What a great week it has been since the re-opening of the DeSoto County Museum, following a revamp in the face of the global pandemic.
The welcome mat is now out once again to visitors from around the world and our neighbors just down the street.
A steady stream of visitors has found their way into DeSoto County’s award-winning museum which was voted as the State of Mississippi’s “Best Small Museum” in 2003 upon its re-opening.
Since that time, the museum curator and staff have added a total of nine new exhibits and augmented existing displays with additional artifacts. For instance, the museum’s Law Enforcement Exhibit, which chronicles the careers and stories of legendary sheriffs, deputies, constables and includes law enforcement men and women from pioneer times until present day, has been expanded and updated to include everything from a 1911 Colt revolver to a framed portrait of DeSoto County Deputy Sheriff Ray Richardson, the county’s first black deputy sheriff.
The museum received a recent cache of artifacts from the sons of legendary DeSoto County Constable Hop Durdin, who, along with his counterpart Burmah Hobbs, battled moonshiners, gamblers, and all sorts of vice and corruption, and struck terror in the hearts of all teenagers out for a moonlight drive. Durdin’s badge, handcuffs, pistol holster, and other artifacts are now on display.
There have been a few changes to the museum’s entrance foyer, now outfitted with a handsomely stained framed panel of large Plexiglass. The receptionist area is now encased in Plexiglass as well.
The foyer has been completely cordoned off to ensure the health and safety of all those entering the museum, located just off the interstate in the DeSoto County seat.
Guests are asked to don masks for the tour, which lasts about 45 minutes. Temperatures are taken to alert individuals to the fact they might need to seek medical attention. Hand sanitizer and even gloves are made available.
Once entering, the museum affords literally everyone a stroll through history, from the time of prehistoric dinosaurs to the civilizations of Native Americans, the exploits of Spanish explorer Hernando DeSoto, the American Civil War, and Civil Rights eras.

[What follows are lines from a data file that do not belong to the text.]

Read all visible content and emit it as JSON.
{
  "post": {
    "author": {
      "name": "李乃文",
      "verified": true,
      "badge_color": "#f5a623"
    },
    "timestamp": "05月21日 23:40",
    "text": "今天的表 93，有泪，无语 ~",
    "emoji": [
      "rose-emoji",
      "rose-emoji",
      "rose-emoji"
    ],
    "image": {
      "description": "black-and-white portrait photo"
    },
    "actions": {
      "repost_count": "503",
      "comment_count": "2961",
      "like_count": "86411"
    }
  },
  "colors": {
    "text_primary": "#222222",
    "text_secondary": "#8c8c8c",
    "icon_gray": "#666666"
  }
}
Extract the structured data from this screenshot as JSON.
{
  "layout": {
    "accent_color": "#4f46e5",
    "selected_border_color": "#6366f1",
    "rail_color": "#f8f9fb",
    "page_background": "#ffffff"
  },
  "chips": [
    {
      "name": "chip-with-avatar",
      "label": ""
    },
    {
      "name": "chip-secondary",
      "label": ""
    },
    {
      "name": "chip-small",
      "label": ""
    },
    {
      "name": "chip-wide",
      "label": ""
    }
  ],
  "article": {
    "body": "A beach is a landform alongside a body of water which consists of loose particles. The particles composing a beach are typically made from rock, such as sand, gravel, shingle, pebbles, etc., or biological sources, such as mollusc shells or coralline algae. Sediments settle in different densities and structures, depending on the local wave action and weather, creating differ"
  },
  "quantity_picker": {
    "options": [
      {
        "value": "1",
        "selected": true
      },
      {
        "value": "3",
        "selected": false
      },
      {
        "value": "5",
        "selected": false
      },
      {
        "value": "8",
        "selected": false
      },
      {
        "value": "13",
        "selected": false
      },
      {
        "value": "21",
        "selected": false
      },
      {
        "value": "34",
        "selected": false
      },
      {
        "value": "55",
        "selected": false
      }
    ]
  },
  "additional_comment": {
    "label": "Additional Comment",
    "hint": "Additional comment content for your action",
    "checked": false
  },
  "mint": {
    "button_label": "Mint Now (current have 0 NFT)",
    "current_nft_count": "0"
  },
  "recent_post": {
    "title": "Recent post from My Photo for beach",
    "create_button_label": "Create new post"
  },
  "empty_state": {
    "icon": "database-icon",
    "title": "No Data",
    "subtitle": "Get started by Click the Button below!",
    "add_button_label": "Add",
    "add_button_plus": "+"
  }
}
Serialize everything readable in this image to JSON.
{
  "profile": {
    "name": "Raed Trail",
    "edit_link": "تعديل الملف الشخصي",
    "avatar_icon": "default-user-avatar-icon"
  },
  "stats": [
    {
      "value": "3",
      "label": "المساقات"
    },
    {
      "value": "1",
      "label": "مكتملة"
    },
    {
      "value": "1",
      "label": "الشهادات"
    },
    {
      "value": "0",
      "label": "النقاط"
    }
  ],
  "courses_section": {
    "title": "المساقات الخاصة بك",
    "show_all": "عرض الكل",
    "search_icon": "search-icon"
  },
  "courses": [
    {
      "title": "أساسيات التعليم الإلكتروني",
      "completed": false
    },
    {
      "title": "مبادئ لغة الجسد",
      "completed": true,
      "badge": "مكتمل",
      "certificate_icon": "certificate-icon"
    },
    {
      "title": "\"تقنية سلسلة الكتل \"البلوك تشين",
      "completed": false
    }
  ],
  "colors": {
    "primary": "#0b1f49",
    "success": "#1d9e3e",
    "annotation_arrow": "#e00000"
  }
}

The capstone of the museum’s current exhibits and collections includes the Unknown Child Exhibit, which honors the lives and stories of the 1.5 million Jewish children who died during the Holocaust, both before and after World War II. The local tie to the exhibit also involves the participation of the late Morris Casey, a DeSoto County World War II G.I. who helped liberate Nazi-era concentration camps.
Thousands have attended and viewed this truly remarkable exhibit, which includes a short film in the museum’s theater.
An accompanying exhibit includes local Jewish history and the story of early Jewish pioneers like the Goodman family and the forebears of present-day DeSoto County residents.
One of the museum’s newest collections is on loan by Dr. Henry Wadsworth’s family. Dr. Henry Wadsworth and his son William recently made available the entire medical archive from the family’s medical practice. The medical archive, which includes artifacts, instruments, medicines, and other fascinating items, is enjoined by some of the personal belongings of the late Dr. Angus Emerson.
That exhibit, which is currently being crafted for display, will join an exhibit on the major historical event shaping our world today. “Days of the Pandemic” will showcase diaries, journals, photographs, and other memorabilia from the living history we are now experiencing.
History is unfolding all around us and we invite you to become a part of it. To submit your pandemic diaries and journals, children’s refrigerator art, etc. please contact the DeSoto County Museum at 662-429-8852 to become a part of this important exhibit.
Robert Lee Long is the Curator of the DeSoto County Museum.